The odds are that you will probably consider self-employment at some point: Eighty-nine percent of people in the United States who make more than $50,000 a year are self-employed, according to Entrepreneur magazine.

As with all decision points, the way to make the best choice is to know yourself. If you get bored easily, do a lot of different jobs. If you are a type-A hyperachiever, do one business really, really well. If you have a small tolerance for risk, keep a full-time job while you explore other options. All are great ways to make the shift to working for yourself.

One of the most interesting recipes for self-employment comes from self-employment evangelist Barbara Winter. Winter says that it’s easier to have five jobs that generate $10,000 a year than it is to have one job that generates $50,000 a year — the perfect scenario for opening an eBay business, renting out a room in your condo, writing press releases for your friend’s startup, etc.

This is, essentially, juggling five jobs, but Winter’s book describes ways of making it seem manageable: “The juggler walks out on the stage with ten sticks and ten plates, but doesn’t begin spinning them all at once. Methodically, the juggler positions the first plate on a stick and gets it into motion. Once done, the juggler moves on to the next, then the next, and so forth. Eventually, all ten of the plates are spinning away, each with its own momentum.” (This is how I feel about blogging — it’s like throwing another plate in the air for me.)

If you have spent some time in the workforce, consider becoming a consultant, which essentially is making a single, focused business out of yourself. “You should have at least five years of workplace experience before you go on your own,” says Laurie Young, founder of Flexible Resources, “because you are offering your experience.” Also, you need marketing skills to sell yourself.
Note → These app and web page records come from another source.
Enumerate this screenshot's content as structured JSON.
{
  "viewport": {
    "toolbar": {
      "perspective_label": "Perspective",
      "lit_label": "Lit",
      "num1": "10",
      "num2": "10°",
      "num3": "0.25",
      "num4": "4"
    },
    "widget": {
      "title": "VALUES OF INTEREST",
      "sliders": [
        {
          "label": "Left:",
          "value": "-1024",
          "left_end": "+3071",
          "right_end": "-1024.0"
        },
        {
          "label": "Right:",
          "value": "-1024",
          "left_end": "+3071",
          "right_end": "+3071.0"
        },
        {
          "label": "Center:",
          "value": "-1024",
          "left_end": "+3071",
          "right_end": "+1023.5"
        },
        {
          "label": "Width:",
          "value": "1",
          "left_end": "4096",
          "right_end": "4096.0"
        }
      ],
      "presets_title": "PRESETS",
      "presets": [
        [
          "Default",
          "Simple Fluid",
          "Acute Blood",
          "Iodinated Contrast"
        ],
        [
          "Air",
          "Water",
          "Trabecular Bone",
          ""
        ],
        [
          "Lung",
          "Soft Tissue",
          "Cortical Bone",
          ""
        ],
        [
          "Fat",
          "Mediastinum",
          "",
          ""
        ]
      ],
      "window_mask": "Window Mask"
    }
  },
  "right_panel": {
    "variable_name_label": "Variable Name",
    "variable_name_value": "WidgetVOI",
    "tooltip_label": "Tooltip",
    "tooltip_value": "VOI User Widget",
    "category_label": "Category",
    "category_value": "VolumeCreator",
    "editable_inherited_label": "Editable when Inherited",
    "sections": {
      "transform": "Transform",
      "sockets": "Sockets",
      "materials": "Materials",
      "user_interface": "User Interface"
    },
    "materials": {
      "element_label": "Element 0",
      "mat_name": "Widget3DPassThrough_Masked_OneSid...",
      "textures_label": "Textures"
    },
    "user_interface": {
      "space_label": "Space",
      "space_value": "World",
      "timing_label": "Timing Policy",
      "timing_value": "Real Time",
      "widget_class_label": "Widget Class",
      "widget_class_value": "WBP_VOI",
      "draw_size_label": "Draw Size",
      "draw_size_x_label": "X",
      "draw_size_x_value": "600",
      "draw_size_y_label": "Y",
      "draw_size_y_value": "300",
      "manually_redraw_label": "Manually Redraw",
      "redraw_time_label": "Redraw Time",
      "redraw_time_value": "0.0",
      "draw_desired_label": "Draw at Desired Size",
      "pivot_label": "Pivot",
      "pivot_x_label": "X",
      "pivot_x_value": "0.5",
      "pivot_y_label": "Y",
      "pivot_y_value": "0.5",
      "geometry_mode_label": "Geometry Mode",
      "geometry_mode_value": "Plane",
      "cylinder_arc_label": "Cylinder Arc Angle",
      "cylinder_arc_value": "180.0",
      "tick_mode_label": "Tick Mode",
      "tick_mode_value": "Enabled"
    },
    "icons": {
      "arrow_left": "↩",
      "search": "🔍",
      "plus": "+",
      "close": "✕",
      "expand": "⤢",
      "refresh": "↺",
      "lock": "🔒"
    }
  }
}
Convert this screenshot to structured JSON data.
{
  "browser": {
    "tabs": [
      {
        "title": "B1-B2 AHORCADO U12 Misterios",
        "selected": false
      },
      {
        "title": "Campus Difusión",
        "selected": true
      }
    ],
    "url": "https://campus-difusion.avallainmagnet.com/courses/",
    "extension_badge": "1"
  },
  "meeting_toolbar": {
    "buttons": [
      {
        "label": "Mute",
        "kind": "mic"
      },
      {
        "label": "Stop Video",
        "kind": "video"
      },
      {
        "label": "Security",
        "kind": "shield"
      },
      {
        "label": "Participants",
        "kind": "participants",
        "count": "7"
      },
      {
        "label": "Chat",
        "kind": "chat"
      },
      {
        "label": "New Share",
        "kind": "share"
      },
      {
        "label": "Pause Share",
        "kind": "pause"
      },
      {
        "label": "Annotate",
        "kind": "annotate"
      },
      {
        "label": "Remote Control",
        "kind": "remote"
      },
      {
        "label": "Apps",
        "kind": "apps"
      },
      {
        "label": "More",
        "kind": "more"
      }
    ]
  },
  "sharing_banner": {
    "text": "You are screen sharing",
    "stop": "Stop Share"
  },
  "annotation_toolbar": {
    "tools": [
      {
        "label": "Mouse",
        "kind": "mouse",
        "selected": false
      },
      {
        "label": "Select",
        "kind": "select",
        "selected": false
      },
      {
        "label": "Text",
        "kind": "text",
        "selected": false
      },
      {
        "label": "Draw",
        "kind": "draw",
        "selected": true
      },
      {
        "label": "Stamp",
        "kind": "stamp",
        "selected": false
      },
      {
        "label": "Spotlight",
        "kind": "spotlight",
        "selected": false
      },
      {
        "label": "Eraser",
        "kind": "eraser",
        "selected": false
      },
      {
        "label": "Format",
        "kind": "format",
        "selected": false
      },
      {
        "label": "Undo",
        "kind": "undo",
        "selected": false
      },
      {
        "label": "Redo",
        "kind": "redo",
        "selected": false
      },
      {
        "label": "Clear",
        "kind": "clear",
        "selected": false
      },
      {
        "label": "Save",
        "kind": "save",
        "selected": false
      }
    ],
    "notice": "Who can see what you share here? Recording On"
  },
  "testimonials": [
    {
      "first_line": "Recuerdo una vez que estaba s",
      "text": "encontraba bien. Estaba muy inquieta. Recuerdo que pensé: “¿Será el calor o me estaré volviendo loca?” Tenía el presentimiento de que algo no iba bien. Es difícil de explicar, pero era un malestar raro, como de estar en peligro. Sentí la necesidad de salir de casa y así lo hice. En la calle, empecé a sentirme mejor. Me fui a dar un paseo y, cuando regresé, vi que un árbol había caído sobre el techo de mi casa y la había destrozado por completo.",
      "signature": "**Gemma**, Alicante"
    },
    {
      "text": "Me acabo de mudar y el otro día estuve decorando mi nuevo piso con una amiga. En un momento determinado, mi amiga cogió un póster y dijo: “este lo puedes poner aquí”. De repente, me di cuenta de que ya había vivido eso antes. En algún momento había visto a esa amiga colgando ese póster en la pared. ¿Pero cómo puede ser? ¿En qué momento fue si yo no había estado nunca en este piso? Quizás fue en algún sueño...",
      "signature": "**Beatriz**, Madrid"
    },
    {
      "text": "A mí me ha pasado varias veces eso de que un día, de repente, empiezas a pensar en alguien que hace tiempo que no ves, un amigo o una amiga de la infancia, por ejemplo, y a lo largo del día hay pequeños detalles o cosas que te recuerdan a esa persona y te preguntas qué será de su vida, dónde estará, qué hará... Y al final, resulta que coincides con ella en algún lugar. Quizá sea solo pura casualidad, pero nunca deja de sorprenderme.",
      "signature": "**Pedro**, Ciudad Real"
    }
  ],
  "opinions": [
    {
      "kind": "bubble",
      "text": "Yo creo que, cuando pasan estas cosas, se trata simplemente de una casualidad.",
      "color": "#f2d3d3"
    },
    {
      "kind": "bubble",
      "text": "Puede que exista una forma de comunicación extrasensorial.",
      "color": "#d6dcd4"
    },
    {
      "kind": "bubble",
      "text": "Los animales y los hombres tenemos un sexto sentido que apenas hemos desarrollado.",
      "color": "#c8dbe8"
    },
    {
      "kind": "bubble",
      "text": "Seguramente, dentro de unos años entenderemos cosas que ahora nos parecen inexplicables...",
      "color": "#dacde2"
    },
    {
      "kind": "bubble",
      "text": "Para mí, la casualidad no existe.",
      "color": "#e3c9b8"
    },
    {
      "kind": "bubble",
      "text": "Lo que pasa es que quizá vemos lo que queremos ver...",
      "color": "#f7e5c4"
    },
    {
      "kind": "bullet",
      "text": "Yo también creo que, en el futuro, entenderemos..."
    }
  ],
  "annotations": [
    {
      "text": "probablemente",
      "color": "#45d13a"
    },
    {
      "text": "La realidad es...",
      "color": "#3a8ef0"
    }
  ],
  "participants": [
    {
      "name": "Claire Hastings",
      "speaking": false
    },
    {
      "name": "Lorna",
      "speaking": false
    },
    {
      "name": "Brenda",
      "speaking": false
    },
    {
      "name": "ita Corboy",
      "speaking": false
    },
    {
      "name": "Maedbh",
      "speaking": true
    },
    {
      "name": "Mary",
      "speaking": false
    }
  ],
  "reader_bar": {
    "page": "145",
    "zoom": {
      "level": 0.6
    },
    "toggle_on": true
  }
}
It takes a certain kind of talent “to show people you have skills they can use.”

Find a market niche that you can dominate. Otherwise there is no way to distinguish yourself from all the other consultants, no way to stand out. (Two good books on this: Small is the New Big, and The Long Tail.) Young did this herself, as a recruiter. She is a headhunter for people who want flexible jobs (she herself job shares the CEO position at Flexible Resources). If she were a more typical headhunter, she would not stand out above the crowd as well.

Alexandra Levit worked in public relations for Computer Associates and then struck out on her own, as a consultant in publicity and marketing communications. In terms of making the transition, Levit advises that you “try lining up a few jobs that you can have before you take the leap,” and be prepared to spend “about 30% of your time marketing yourself.”

Levit provides a snapshot of reality for all entrepreneurs when she says, “Don’t expect the drawbacks to be only financial. You need a lot of self-discipline to sit down in your home office and work without any external pressure. Working for yourself means you’re responsible for every aspect of the business,” and this means, ironically, even some of the annoying tasks you were trying to avoid by working for yourself.